While extremely energy efficient, maintaining the system is no small feat, especially when adding new buildings to the system. "At first, the system was stabilized to only support Amazon's Doppler building. Every time we add a new building, it takes a lot of testing and adjustment to ensure a stable operation."
Coordinating and installing a tree that's 49-feet tall and weighs more than 20,000 pounds took a stable operation of a different kind. Todd Holmes lent his expertise to The Spheres construction team to help bring a tree named "Rubi" to her new home in Seattle.
For The Spheres, Amazon's team of horticulturalists sourced plants from more than 30 countries around the world and brought them to Seattle on journeys from botanical gardens, tree nurseries, and conservation programs that span five continents. The Spheres' largest inhabitant – a Ficus Rubiginosa dubbed Rubi – was planted at a tree farm in California in 1969. To get to The Spheres, Rubi traveled more than 1,200 miles on the back of a flatbed truck, arriving in Seattle after a 3-day journey through California, Nevada, Oregon, and Washington.
Holmes first began moving trees when he was a teenager working for his father at Olympic Tree Farm, a Washington-based company that transplants trees. "I grew up working with him throughout the summers, and we had a lot of crazy adventures. I moved on to take over the company in my early twenties."
Through the years, Holmes has become a local expert in moving large, unconventional objects. Holmes has been involved in many notable projects including a large log installation at the Seattle Art Museum's Olympic Sculpture Park.

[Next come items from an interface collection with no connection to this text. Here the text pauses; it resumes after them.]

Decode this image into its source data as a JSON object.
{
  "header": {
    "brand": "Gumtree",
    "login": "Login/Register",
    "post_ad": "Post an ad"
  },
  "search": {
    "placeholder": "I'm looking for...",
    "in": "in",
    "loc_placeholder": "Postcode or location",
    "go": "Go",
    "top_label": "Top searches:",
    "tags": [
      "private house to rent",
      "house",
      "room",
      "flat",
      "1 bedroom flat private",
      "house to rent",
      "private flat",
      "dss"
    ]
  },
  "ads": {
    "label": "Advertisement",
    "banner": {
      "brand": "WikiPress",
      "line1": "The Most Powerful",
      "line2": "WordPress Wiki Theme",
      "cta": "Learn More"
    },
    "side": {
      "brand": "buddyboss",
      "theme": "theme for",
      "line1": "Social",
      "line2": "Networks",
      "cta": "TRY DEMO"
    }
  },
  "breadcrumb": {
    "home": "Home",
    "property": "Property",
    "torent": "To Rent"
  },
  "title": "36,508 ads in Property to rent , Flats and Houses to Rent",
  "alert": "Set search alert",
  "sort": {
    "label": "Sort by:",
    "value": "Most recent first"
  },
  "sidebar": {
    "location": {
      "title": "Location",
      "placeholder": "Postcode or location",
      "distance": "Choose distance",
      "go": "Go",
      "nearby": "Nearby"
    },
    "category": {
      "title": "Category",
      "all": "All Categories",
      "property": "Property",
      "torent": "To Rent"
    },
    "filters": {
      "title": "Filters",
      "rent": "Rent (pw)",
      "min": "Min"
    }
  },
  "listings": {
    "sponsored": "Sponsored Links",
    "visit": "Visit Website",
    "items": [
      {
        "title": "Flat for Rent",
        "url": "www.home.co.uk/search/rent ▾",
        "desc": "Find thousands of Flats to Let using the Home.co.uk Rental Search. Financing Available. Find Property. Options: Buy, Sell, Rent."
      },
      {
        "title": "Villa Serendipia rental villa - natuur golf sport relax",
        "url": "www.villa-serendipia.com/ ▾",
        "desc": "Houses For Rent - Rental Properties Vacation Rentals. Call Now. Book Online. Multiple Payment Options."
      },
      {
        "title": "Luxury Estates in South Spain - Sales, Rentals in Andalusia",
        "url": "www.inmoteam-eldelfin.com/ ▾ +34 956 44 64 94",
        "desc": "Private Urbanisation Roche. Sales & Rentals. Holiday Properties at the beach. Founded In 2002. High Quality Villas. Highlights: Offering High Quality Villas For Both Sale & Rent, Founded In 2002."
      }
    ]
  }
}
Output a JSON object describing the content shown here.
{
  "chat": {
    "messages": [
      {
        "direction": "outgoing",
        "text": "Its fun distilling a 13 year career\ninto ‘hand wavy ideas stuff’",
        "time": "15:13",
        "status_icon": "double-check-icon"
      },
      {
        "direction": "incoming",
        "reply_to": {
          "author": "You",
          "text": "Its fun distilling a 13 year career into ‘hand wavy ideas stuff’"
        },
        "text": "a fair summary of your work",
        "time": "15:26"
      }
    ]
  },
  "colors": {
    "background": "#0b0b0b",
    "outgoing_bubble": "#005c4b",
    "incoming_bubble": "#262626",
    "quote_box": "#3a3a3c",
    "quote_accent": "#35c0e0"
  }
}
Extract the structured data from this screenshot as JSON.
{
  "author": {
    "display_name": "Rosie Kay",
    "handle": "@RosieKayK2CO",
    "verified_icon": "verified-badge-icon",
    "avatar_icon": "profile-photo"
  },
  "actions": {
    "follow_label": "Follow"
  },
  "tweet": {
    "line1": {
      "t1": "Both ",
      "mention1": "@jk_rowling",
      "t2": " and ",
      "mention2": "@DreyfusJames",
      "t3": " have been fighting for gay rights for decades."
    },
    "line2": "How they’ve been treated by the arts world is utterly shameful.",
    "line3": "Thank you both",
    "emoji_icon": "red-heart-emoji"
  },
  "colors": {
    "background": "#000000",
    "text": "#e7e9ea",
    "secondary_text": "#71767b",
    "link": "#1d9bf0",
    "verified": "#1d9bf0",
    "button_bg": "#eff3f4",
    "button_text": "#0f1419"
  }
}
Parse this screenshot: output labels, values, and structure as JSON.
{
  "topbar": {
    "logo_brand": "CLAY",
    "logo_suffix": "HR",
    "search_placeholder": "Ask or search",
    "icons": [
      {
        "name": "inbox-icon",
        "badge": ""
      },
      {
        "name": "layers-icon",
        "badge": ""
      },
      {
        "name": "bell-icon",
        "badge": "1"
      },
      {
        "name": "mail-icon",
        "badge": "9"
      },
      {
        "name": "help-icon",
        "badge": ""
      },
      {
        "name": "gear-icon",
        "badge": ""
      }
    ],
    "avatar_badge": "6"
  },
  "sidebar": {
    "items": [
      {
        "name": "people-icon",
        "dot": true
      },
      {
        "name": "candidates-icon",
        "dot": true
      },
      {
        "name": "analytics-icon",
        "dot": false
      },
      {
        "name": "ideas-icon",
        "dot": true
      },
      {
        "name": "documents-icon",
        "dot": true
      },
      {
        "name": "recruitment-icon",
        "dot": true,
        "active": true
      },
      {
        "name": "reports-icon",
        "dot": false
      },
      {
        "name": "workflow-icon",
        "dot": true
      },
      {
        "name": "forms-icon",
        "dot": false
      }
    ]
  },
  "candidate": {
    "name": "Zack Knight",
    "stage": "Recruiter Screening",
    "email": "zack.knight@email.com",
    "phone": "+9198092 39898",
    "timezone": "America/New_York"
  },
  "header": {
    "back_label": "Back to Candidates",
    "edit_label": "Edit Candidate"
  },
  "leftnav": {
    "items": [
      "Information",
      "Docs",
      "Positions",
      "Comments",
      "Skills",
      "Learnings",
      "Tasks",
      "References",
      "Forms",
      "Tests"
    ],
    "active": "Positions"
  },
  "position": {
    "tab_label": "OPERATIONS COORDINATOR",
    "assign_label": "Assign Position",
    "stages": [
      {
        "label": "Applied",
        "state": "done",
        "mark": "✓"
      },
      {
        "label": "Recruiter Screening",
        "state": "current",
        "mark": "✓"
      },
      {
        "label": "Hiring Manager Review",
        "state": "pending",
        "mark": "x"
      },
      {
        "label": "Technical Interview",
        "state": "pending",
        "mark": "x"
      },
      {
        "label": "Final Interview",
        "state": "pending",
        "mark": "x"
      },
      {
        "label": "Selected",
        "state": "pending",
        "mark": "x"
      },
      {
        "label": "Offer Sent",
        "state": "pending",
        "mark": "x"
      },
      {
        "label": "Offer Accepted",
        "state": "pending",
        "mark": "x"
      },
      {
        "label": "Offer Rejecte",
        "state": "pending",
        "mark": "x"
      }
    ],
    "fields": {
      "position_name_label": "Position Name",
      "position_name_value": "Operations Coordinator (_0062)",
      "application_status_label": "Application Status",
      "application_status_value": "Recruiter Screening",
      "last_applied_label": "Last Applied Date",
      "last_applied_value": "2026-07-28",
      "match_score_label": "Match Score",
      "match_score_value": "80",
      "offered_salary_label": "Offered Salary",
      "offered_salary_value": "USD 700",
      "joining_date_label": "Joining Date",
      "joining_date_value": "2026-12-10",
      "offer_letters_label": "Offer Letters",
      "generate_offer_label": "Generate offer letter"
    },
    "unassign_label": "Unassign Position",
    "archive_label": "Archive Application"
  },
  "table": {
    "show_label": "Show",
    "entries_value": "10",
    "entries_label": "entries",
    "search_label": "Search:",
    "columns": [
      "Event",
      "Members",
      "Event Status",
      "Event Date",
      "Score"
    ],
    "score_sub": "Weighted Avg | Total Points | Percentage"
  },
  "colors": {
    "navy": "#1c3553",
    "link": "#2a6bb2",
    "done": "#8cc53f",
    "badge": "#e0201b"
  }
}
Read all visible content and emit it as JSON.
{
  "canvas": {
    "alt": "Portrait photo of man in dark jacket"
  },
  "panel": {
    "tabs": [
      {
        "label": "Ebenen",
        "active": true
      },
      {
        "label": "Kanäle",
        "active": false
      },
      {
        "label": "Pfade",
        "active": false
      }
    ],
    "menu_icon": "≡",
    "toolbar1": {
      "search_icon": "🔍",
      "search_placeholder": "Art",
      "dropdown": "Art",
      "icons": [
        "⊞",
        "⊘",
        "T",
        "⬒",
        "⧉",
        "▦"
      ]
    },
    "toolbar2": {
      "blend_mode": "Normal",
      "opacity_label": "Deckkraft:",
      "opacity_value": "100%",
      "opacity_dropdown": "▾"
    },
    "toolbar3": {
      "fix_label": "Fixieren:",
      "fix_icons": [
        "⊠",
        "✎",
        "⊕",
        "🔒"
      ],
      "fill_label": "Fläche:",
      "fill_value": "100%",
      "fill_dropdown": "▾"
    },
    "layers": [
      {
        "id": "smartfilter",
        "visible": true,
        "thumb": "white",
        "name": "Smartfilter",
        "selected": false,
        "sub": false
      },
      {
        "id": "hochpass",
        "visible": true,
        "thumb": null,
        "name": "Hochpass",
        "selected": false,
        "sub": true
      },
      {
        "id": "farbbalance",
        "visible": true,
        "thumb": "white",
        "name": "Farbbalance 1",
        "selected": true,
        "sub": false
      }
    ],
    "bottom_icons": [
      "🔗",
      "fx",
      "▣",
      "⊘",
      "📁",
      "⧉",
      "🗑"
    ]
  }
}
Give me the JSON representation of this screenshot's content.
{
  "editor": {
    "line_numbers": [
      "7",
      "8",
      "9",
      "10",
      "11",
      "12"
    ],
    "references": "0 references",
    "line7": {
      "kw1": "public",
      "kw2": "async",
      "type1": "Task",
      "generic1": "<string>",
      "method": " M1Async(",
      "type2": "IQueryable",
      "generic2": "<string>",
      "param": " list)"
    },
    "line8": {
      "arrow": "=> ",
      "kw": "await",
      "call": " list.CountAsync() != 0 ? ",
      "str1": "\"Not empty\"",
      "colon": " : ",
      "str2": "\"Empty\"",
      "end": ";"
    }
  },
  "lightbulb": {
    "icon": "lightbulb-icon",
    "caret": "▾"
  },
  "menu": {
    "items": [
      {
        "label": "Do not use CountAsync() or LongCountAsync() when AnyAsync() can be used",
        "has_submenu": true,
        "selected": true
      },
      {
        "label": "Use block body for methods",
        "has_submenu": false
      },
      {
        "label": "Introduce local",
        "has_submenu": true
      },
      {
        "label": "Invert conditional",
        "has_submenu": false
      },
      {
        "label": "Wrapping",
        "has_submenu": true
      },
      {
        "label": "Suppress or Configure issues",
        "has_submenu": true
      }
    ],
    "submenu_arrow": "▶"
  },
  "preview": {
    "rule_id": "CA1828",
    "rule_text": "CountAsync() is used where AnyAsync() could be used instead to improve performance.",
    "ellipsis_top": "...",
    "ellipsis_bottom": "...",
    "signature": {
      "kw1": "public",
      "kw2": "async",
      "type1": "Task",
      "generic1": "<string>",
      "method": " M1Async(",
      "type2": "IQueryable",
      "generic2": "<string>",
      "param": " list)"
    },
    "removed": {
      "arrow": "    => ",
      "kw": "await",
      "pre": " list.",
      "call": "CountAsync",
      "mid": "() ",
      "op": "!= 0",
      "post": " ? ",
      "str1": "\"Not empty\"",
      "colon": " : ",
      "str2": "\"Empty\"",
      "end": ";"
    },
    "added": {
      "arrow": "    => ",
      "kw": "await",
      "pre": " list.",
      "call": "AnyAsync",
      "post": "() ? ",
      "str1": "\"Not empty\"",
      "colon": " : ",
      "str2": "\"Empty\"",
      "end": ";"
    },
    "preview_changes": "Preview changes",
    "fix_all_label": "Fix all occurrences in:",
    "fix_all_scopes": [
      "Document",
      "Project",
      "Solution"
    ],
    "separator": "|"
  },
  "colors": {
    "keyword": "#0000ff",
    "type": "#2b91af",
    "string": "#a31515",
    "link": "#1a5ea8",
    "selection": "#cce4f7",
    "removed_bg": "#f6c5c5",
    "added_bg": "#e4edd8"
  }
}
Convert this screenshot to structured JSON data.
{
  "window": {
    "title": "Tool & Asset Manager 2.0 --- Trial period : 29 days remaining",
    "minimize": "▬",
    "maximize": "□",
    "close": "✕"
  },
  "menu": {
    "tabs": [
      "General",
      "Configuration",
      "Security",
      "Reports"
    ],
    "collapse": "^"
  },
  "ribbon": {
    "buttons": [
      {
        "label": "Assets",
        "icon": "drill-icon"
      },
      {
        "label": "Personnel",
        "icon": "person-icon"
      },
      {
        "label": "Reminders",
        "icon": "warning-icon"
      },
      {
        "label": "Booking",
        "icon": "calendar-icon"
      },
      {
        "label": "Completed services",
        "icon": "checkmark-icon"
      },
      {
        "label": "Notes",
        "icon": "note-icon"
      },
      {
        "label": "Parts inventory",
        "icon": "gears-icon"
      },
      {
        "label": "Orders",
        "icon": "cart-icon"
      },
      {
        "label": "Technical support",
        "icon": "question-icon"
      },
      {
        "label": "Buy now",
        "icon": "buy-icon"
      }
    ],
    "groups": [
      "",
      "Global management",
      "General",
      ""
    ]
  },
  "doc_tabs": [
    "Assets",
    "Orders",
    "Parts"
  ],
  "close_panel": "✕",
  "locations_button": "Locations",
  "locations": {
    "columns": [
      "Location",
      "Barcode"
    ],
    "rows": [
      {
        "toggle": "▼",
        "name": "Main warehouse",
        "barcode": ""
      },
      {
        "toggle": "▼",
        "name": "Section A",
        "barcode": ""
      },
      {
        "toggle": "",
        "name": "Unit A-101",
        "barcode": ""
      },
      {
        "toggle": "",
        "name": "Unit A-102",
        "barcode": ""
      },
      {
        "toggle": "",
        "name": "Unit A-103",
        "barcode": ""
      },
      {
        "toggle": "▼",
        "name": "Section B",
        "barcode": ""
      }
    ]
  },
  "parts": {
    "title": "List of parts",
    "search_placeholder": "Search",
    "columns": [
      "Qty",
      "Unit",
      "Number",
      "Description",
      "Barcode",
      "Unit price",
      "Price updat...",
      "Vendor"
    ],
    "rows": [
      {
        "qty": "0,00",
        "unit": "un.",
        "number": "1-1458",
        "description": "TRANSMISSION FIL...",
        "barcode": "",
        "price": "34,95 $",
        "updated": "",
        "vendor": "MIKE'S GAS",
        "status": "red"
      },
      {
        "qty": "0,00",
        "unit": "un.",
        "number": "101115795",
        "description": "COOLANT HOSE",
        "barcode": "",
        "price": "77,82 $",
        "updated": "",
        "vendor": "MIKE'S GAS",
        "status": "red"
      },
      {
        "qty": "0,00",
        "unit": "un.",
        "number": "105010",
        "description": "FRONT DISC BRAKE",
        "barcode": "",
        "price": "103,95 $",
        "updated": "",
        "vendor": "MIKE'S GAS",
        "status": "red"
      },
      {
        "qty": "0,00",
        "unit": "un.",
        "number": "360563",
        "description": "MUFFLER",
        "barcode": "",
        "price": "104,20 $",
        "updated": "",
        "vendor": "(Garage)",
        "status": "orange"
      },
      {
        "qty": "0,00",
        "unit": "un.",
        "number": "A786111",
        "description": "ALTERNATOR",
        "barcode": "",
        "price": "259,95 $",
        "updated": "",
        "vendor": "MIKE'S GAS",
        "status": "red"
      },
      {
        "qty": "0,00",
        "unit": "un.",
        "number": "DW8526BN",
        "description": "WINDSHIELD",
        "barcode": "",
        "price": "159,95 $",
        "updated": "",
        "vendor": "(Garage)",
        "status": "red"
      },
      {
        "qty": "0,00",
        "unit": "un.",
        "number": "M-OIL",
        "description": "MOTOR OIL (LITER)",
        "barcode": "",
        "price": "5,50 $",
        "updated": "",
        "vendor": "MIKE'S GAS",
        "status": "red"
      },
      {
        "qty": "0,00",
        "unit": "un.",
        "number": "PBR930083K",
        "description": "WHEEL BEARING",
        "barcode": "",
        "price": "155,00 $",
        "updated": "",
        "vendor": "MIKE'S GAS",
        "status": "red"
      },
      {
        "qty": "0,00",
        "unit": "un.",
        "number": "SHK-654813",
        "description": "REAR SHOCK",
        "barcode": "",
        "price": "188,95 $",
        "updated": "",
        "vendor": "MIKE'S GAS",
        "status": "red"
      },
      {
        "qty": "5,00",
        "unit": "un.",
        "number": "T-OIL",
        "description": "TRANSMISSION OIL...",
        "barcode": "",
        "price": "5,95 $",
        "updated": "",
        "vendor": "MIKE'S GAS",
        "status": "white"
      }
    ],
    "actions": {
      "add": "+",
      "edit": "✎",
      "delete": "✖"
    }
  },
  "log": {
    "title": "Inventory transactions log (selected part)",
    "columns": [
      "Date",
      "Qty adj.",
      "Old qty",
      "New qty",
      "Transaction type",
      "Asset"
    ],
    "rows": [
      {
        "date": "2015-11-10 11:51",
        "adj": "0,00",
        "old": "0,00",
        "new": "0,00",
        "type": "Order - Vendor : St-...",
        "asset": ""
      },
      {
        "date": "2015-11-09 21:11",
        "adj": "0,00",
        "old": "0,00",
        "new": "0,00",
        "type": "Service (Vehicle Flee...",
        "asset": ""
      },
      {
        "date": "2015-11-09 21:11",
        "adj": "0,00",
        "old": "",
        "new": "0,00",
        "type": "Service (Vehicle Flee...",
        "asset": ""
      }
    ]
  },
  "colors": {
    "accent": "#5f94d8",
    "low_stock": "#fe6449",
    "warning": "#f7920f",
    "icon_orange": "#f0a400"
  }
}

"I find living trees one of the trickiest things to handle as freight goes. Nothing is reliable or firm," he said. "The strongest thing you've got is the trunk, but even that is fragile in its bark, which can slip off if you grab it in the wrong way and lead to the death of the tree. Still, there's nothing I'd rather do for a living."